- WHAT THE TASK ASKS -
How many lines within the records include the word "confirm"? Only that number should be given.

*** Opening RECORDS PROVIDED ***

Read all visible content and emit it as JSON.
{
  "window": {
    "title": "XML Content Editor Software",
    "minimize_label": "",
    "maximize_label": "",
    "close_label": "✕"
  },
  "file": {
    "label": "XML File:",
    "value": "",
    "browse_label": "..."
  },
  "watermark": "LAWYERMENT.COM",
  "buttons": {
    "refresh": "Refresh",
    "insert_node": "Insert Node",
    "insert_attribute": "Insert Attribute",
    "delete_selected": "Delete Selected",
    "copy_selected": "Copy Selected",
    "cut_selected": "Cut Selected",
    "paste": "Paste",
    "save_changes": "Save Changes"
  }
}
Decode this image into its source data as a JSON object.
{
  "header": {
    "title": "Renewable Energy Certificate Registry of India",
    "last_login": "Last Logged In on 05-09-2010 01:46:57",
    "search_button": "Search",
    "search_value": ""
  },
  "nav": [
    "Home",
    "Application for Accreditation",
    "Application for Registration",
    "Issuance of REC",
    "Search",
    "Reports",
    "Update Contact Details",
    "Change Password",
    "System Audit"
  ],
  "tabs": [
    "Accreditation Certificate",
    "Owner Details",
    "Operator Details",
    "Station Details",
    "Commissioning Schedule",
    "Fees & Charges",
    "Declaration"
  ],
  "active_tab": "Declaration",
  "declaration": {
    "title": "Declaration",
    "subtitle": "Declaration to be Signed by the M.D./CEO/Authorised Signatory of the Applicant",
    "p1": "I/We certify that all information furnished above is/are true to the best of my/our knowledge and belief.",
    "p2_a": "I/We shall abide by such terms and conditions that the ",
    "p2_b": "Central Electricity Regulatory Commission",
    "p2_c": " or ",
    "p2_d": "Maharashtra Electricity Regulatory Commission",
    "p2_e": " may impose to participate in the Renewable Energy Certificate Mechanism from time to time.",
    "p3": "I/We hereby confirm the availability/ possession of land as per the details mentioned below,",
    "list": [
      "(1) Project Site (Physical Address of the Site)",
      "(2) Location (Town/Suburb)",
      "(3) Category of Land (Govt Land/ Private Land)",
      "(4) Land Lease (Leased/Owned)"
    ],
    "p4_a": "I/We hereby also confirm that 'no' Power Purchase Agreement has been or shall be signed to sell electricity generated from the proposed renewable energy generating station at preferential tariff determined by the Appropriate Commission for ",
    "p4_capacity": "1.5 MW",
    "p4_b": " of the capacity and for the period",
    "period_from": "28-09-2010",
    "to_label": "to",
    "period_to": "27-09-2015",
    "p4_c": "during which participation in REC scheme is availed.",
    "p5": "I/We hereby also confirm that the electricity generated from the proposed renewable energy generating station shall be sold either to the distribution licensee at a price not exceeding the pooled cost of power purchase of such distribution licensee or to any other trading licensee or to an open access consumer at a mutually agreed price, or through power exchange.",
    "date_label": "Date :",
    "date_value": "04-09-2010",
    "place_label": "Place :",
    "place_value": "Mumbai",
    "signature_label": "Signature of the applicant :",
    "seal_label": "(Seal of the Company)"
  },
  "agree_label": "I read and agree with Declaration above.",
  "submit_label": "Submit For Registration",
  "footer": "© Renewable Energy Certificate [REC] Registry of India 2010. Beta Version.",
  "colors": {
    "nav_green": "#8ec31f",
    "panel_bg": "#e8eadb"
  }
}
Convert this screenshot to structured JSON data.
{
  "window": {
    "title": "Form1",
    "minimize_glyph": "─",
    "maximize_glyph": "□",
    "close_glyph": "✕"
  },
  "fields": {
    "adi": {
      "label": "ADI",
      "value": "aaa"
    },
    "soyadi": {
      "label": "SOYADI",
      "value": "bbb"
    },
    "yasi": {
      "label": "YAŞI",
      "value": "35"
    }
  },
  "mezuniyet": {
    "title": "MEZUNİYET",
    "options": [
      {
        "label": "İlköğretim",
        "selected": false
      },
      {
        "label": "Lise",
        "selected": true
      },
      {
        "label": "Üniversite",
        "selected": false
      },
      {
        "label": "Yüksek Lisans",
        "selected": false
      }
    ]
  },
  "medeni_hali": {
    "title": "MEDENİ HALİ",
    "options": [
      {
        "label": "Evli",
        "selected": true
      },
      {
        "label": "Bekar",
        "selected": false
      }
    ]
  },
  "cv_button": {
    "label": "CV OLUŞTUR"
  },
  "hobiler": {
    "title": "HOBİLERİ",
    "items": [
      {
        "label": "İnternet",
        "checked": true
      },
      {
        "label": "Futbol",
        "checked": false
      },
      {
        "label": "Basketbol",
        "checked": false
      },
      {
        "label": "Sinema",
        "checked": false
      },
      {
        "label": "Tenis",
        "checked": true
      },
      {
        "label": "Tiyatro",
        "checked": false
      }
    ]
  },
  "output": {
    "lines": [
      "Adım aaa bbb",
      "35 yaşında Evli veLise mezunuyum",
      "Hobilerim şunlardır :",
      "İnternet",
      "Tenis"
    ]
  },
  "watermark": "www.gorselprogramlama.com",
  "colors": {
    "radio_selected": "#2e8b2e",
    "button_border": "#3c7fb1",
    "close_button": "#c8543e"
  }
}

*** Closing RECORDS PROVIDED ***

- COMPLETED TASK -
3